- “Recapitulation” explains how racially segregated schools were justified and a differentiated curriculum was rationalized.
- “Reform” explores some of the most successful early progressive educational reforms, as well as the contents of children’s literature and popular textbooks.
- “Racism” documents the constancy of the idea of racial hierarchy among progressive educators, such as Edward Thorndike, G. Stanley Hall, and William Bagley.
- “Relativity” documents how scholars such as W. E. B. Du Bois, Carter Woodson, Horace Kallen, and Randolph Bourne outlined a new inclusive ideology of cultural pluralism, but overlooked the cultural relativism of anthropologist Franz Boas.
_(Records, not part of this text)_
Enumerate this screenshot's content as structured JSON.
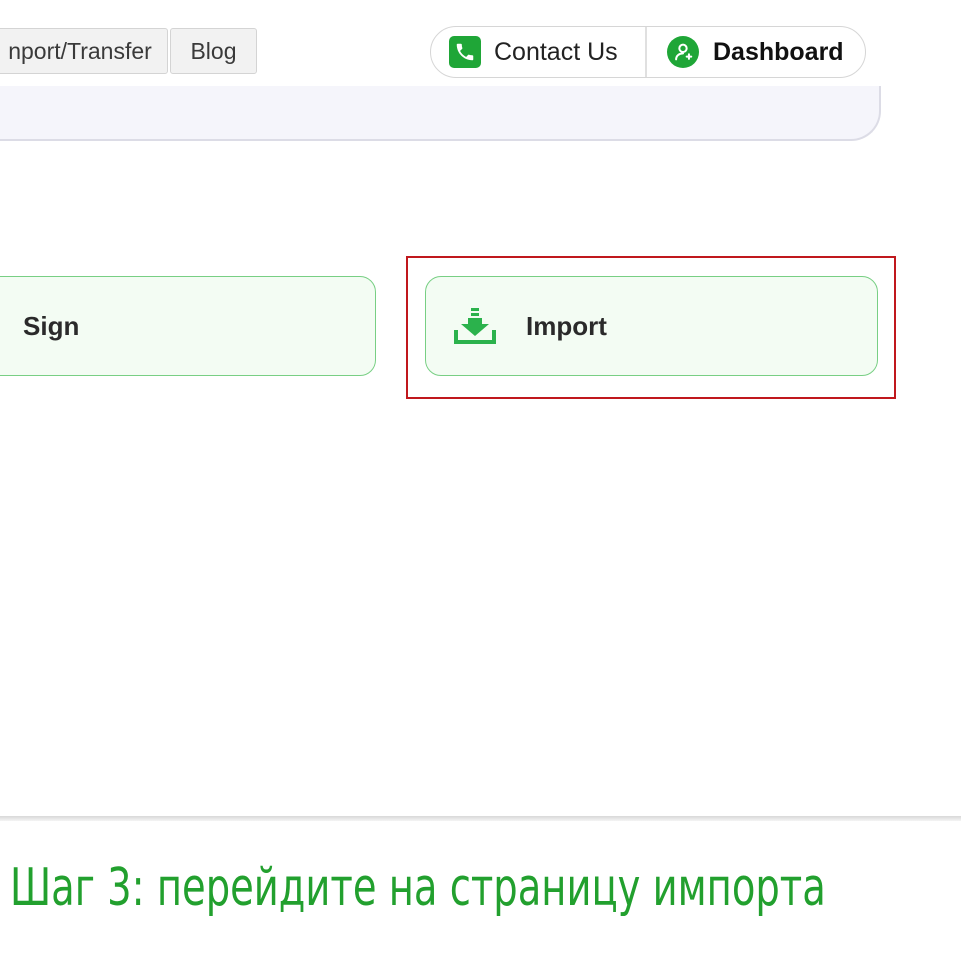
{
  "nav": {
    "import_transfer_label": "nport/Transfer",
    "blog_label": "Blog"
  },
  "actions": {
    "contact_label": "Contact Us",
    "contact_icon": "phone-icon",
    "dashboard_label": "Dashboard",
    "dashboard_icon": "user-icon"
  },
  "cards": {
    "sign_label": "Sign",
    "import_label": "Import",
    "import_icon": "download-icon"
  },
  "caption": {
    "text": "Шаг 3: перейдите на страницу импорта"
  },
  "colors": {
    "brand_green": "#1fa637",
    "card_border": "#78cf84",
    "card_bg": "#f3fcf3",
    "highlight_red": "#c0181d",
    "caption_green": "#22a02e"
  }
}
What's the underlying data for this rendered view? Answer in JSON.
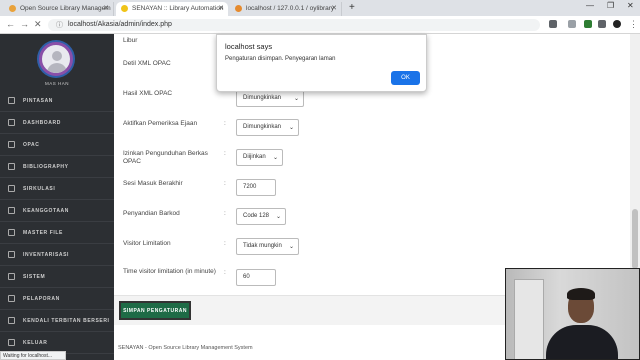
{
  "browser": {
    "tabs": [
      {
        "label": "Open Source Library Managem",
        "active": false
      },
      {
        "label": "SENAYAN :: Library Automation",
        "active": true
      },
      {
        "label": "localhost / 127.0.0.1 / oylibrary",
        "active": false
      }
    ],
    "url": "localhost/Akasia/admin/index.php",
    "status": "Waiting for localhost..."
  },
  "sidebar": {
    "username": "MAS HAN",
    "items": [
      {
        "label": "PINTASAN"
      },
      {
        "label": "DASHBOARD"
      },
      {
        "label": "OPAC"
      },
      {
        "label": "BIBLIOGRAPHY"
      },
      {
        "label": "SIRKULASI"
      },
      {
        "label": "KEANGGOTAAN"
      },
      {
        "label": "MASTER FILE"
      },
      {
        "label": "INVENTARISASI"
      },
      {
        "label": "SISTEM"
      },
      {
        "label": "PELAPORAN"
      },
      {
        "label": "KENDALI TERBITAN BERSERI"
      },
      {
        "label": "KELUAR"
      }
    ]
  },
  "settings": {
    "rows": [
      {
        "label": "Libur",
        "colon": "",
        "control": "none",
        "value": ""
      },
      {
        "label": "Detil XML OPAC",
        "colon": "",
        "control": "none",
        "value": ""
      },
      {
        "label": "Hasil XML OPAC",
        "colon": "",
        "control": "select",
        "value": "Dimungkinkan"
      },
      {
        "label": "Aktifkan Pemeriksa Ejaan",
        "colon": ":",
        "control": "select",
        "value": "Dimungkinkan"
      },
      {
        "label": "Izinkan Pengunduhan Berkas OPAC",
        "colon": ":",
        "control": "select",
        "value": "Diijinkan"
      },
      {
        "label": "Sesi Masuk Berakhir",
        "colon": ":",
        "control": "text",
        "value": "7200"
      },
      {
        "label": "Penyandian Barkod",
        "colon": ":",
        "control": "select",
        "value": "Code 128"
      },
      {
        "label": "Visitor Limitation",
        "colon": ":",
        "control": "select",
        "value": "Tidak mungkin"
      },
      {
        "label": "Time visitor limitation (in minute)",
        "colon": ":",
        "control": "text",
        "value": "60"
      }
    ],
    "save_label": "SIMPAN PENGATURAN",
    "footer": "SENAYAN - Open Source Library Management System"
  },
  "dialog": {
    "title": "localhost says",
    "message": "Pengaturan disimpan. Penyegaran laman",
    "ok_label": "OK"
  },
  "colors": {
    "sidebar_bg": "#2c2f33",
    "save_button": "#1e6b46",
    "dialog_ok": "#1a73e8"
  }
}
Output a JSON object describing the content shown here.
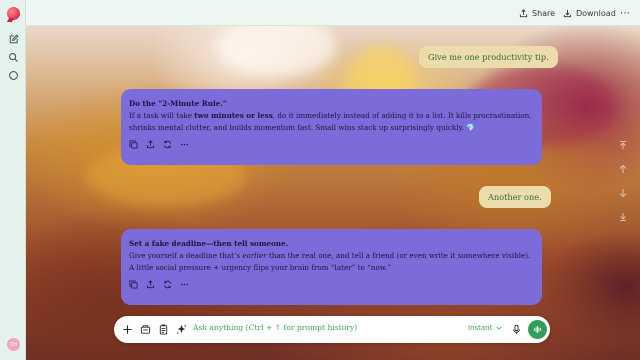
{
  "sidebar": {
    "logo": "chat-logo",
    "icons": [
      "new-chat-icon",
      "search-icon",
      "chat-bubble-icon"
    ],
    "avatar_initials": "TH"
  },
  "header": {
    "share_label": "Share",
    "download_label": "Download",
    "more_label": "⋯"
  },
  "conversation": {
    "messages": [
      {
        "role": "user",
        "text": "Give me one productivity tip."
      },
      {
        "role": "assistant",
        "title": "Do the “2-Minute Rule.”",
        "p1_before": "If a task will take ",
        "p1_bold": "two minutes or less",
        "p1_after": ", do it immediately instead of adding it to a list. It kills procrastination,",
        "p2": "shrinks mental clutter, and builds momentum fast. Small wins stack up surprisingly quickly. 💎"
      },
      {
        "role": "user",
        "text": "Another one."
      },
      {
        "role": "assistant",
        "title": "Set a fake deadline—then tell someone.",
        "p1_before": "Give yourself a deadline that’s ",
        "p1_italic": "earlier",
        "p1_after": " than the real one, and tell a friend (or even write it somewhere visible).",
        "p2": "A little social pressure + urgency flips your brain from “later” to “now.”"
      }
    ],
    "message_actions": [
      "copy-icon",
      "share-icon",
      "regenerate-icon",
      "more-icon"
    ]
  },
  "composer": {
    "placeholder": "Ask anything (Ctrl + ↑ for prompt history)",
    "mode": "Instant",
    "tools": [
      "plus-icon",
      "attachment-icon",
      "clipboard-icon",
      "sparkle-icon"
    ]
  },
  "colors": {
    "assistant_bubble": "#7b6cd9",
    "user_bubble": "#ecdcab",
    "accent": "#2f9f5a"
  }
}
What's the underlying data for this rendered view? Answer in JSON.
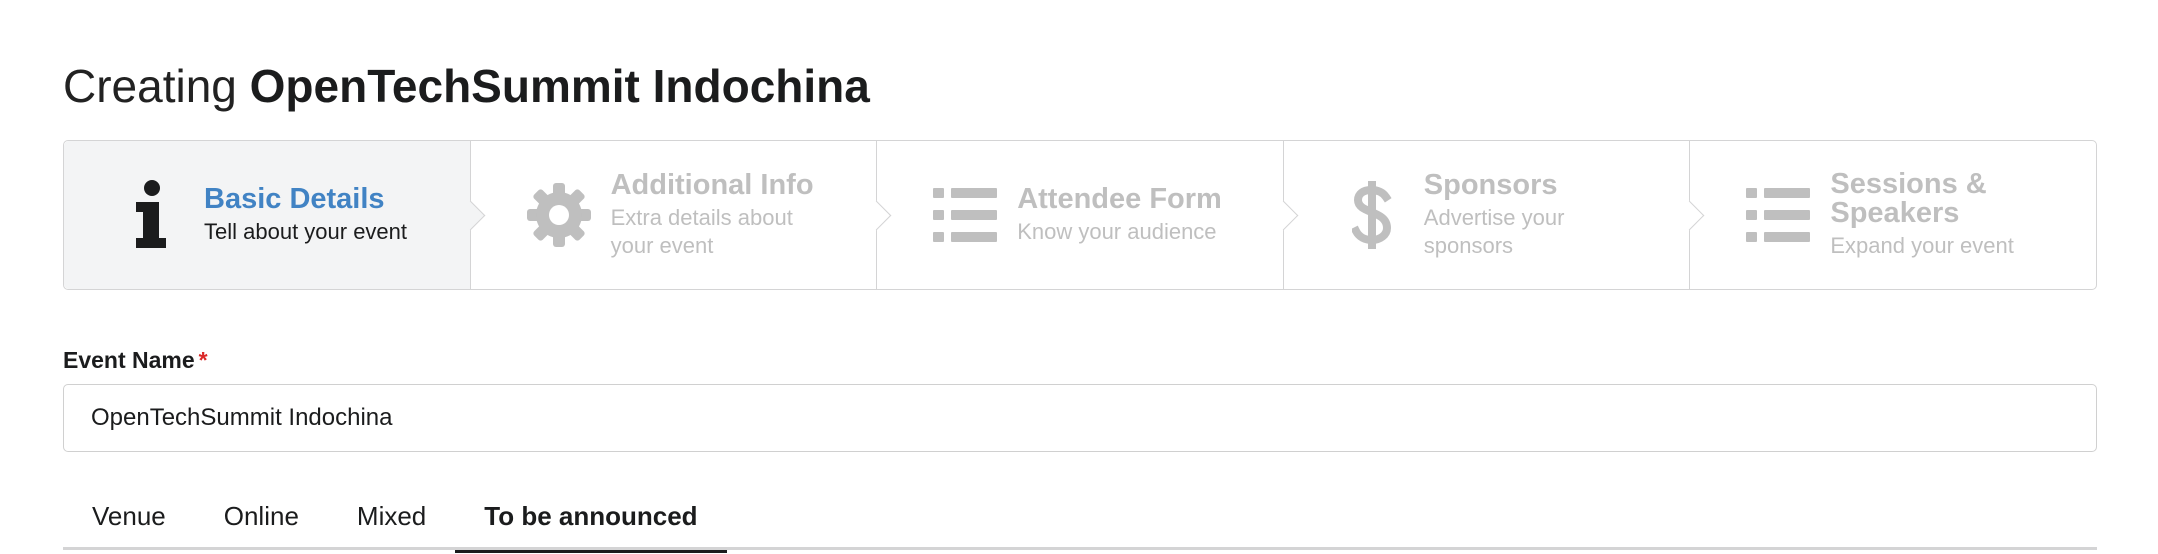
{
  "header": {
    "prefix": "Creating",
    "event_name": "OpenTechSummit Indochina"
  },
  "steps": [
    {
      "title": "Basic Details",
      "description": "Tell about your event",
      "icon": "info-icon",
      "active": true
    },
    {
      "title": "Additional Info",
      "description": "Extra details about your event",
      "icon": "gear-icon",
      "active": false
    },
    {
      "title": "Attendee Form",
      "description": "Know your audience",
      "icon": "list-icon",
      "active": false
    },
    {
      "title": "Sponsors",
      "description": "Advertise your sponsors",
      "icon": "dollar-icon",
      "active": false
    },
    {
      "title": "Sessions & Speakers",
      "description": "Expand your event",
      "icon": "list-icon",
      "active": false
    }
  ],
  "form": {
    "event_name_label": "Event Name",
    "required_marker": "*",
    "event_name_value": "OpenTechSummit Indochina"
  },
  "location_tabs": [
    {
      "label": "Venue",
      "active": false
    },
    {
      "label": "Online",
      "active": false
    },
    {
      "label": "Mixed",
      "active": false
    },
    {
      "label": "To be announced",
      "active": true
    }
  ],
  "colors": {
    "active_step_title": "#4183c4",
    "inactive": "#bfbfbf",
    "required": "#db2828"
  }
}
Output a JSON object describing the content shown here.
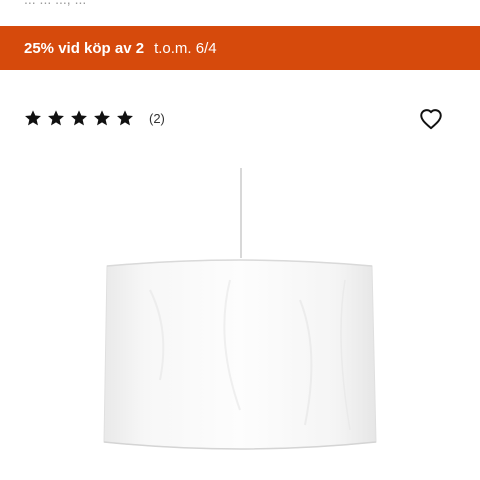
{
  "top_fragment": "... ... ..., ...",
  "promo": {
    "main": "25% vid köp av 2",
    "validity": "t.o.m. 6/4",
    "background_color": "#d64a0c",
    "text_color": "#ffffff"
  },
  "rating": {
    "stars": 5,
    "max_stars": 5,
    "count_label": "(2)",
    "star_icon": "star-icon"
  },
  "favorite": {
    "icon": "heart-icon"
  },
  "product_image": {
    "subject": "white-drum-pendant-lamp-shade"
  }
}
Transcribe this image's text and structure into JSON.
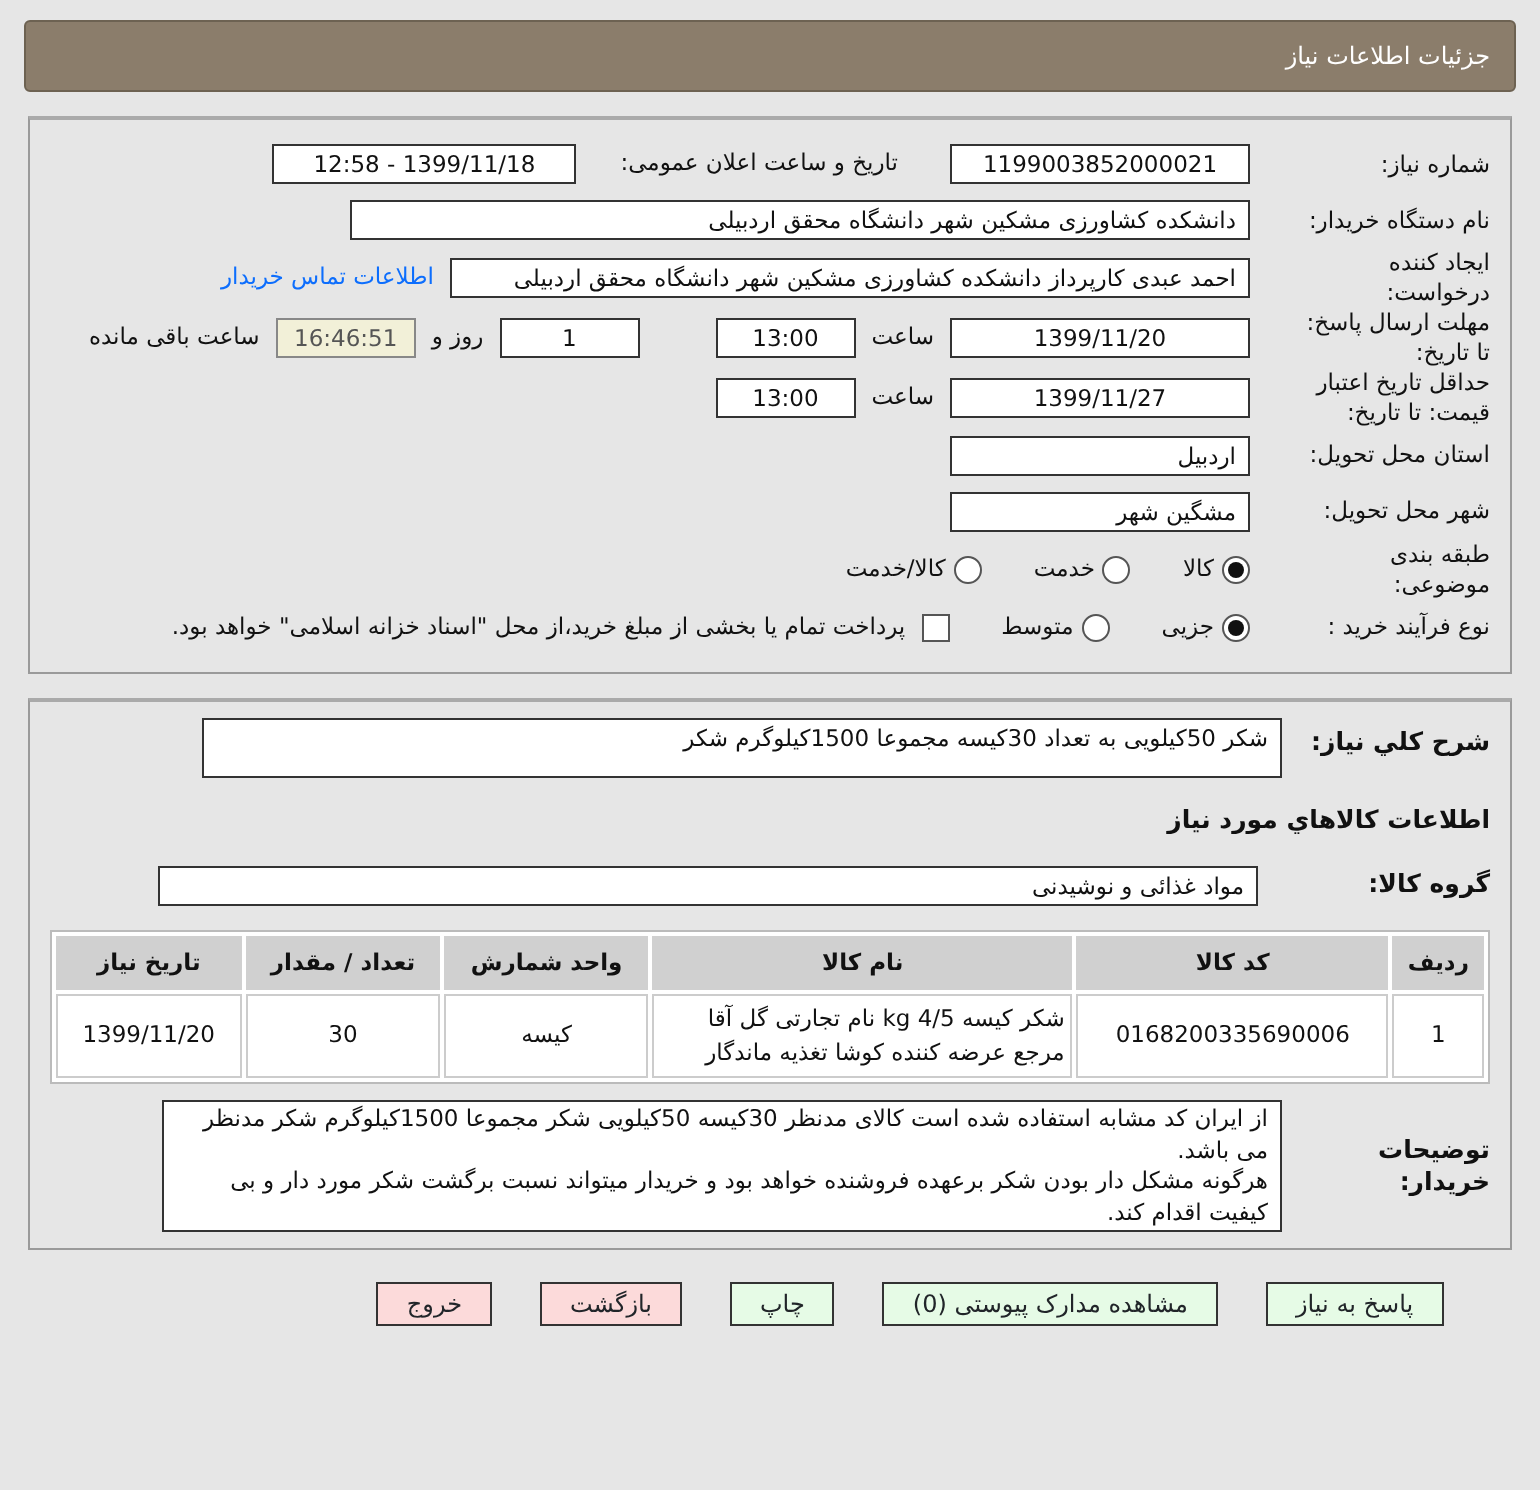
{
  "header": {
    "title": "جزئیات اطلاعات نیاز"
  },
  "need": {
    "number_label": "شماره نیاز:",
    "number": "1199003852000021",
    "announce_label": "تاریخ و ساعت اعلان عمومی:",
    "announce": "1399/11/18 - 12:58"
  },
  "buyer": {
    "label": "نام دستگاه خریدار:",
    "value": "دانشکده کشاورزی مشکین شهر دانشگاه محقق اردبیلی"
  },
  "requester": {
    "label": "ایجاد کننده درخواست:",
    "value": "احمد عبدی کارپرداز دانشکده کشاورزی مشکین شهر دانشگاه محقق اردبیلی",
    "link": "اطلاعات تماس خریدار"
  },
  "deadline": {
    "label": "مهلت ارسال پاسخ: تا تاریخ:",
    "date": "1399/11/20",
    "time_label": "ساعت",
    "time": "13:00",
    "days": "1",
    "days_label": "روز و",
    "remaining": "16:46:51",
    "remaining_label": "ساعت باقی مانده"
  },
  "validity": {
    "label": "حداقل تاریخ اعتبار قیمت: تا تاریخ:",
    "date": "1399/11/27",
    "time_label": "ساعت",
    "time": "13:00"
  },
  "province": {
    "label": "استان محل تحویل:",
    "value": "اردبیل"
  },
  "city": {
    "label": "شهر محل تحویل:",
    "value": "مشگین شهر"
  },
  "category": {
    "label": "طبقه بندی موضوعی:",
    "options": [
      {
        "label": "کالا",
        "selected": true
      },
      {
        "label": "خدمت",
        "selected": false
      },
      {
        "label": "کالا/خدمت",
        "selected": false
      }
    ]
  },
  "purchase": {
    "label": "نوع فرآیند خرید :",
    "options": [
      {
        "label": "جزیی",
        "selected": true
      },
      {
        "label": "متوسط",
        "selected": false
      }
    ],
    "treasury": {
      "checked": false,
      "text": "پرداخت تمام یا بخشی از مبلغ خرید،از محل \"اسناد خزانه اسلامی\" خواهد بود."
    }
  },
  "description": {
    "label": "شرح کلي نياز:",
    "value": "شکر 50کیلویی به تعداد 30کیسه مجموعا 1500کیلوگرم شکر"
  },
  "goods": {
    "title": "اطلاعات کالاهاي مورد نياز",
    "group_label": "گروه کالا:",
    "group": "مواد غذائی و نوشیدنی"
  },
  "table": {
    "columns": [
      "ردیف",
      "کد کالا",
      "نام کالا",
      "واحد شمارش",
      "تعداد / مقدار",
      "تاریخ نیاز"
    ],
    "rows": [
      [
        "1",
        "0168200335690006",
        "شکر کیسه 4/5 kg نام تجارتی گل آقا مرجع عرضه کننده کوشا تغذیه ماندگار",
        "کیسه",
        "30",
        "1399/11/20"
      ]
    ]
  },
  "notes": {
    "label": "توضیحات خریدار:",
    "lines": [
      "از ایران کد مشابه استفاده شده است کالای مدنظر 30کیسه 50کیلویی شکر مجموعا 1500کیلوگرم شکر مدنظر می باشد.",
      "هرگونه مشکل دار بودن شکر برعهده فروشنده خواهد بود و خریدار میتواند نسبت برگشت شکر مورد دار و بی کیفیت اقدام کند."
    ]
  },
  "buttons": [
    {
      "label": "پاسخ به نیاز",
      "kind": "green"
    },
    {
      "label": "مشاهده مدارک پیوستی (0)",
      "kind": "green"
    },
    {
      "label": "چاپ",
      "kind": "green"
    },
    {
      "label": "بازگشت",
      "kind": "red"
    },
    {
      "label": "خروج",
      "kind": "red"
    }
  ]
}
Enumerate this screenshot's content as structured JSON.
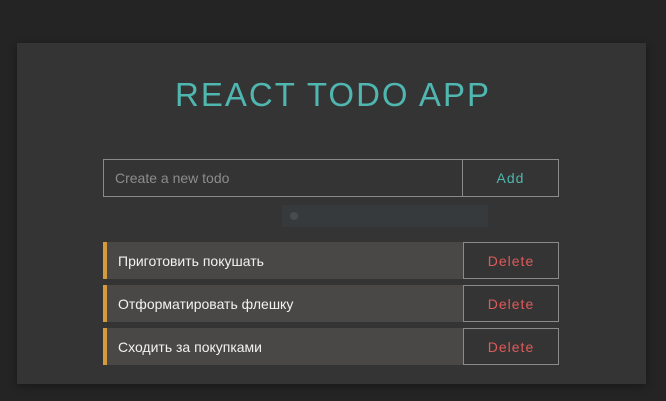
{
  "app": {
    "title": "REACT TODO APP"
  },
  "form": {
    "input_value": "",
    "input_placeholder": "Create a new todo",
    "add_label": "Add"
  },
  "todos": [
    {
      "text": "Приготовить покушать",
      "delete_label": "Delete"
    },
    {
      "text": "Отформатировать флешку",
      "delete_label": "Delete"
    },
    {
      "text": "Сходить за покупками",
      "delete_label": "Delete"
    }
  ],
  "colors": {
    "background": "#242424",
    "card": "#343434",
    "accent_teal": "#4fb6b0",
    "todo_border": "#d59a3c",
    "delete_red": "#e05a5a",
    "todo_bg": "#4a4846"
  }
}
- “Refashioning,” examines the enduring effects of recapitulation on education, such as child-centered teaching and the deficit approach to students of color.
“For American scholars, 'progressive education' is something of a talisman: we all give it ritual worship, but we rarely question its origins or premises. By contrast, race has become perhaps the dominant theme in contemporary educational studies. In this bold and brilliant study, Thomas Fallace uses our present-day racial lens to critique our historic dogmas about progressive education. We might not like what we see, but we should not look away.”
—Jonathan Zimmerman, New York University
“This is an important and provocative book. Fallace provides a thoughtful analysis of how race influenced the foundational ideas of progressive educators in America. He has made an important contribution to the history of curriculum and educational reform.”
—William B. Stanley, Professor , Curriculum and Instruction, Monmouth University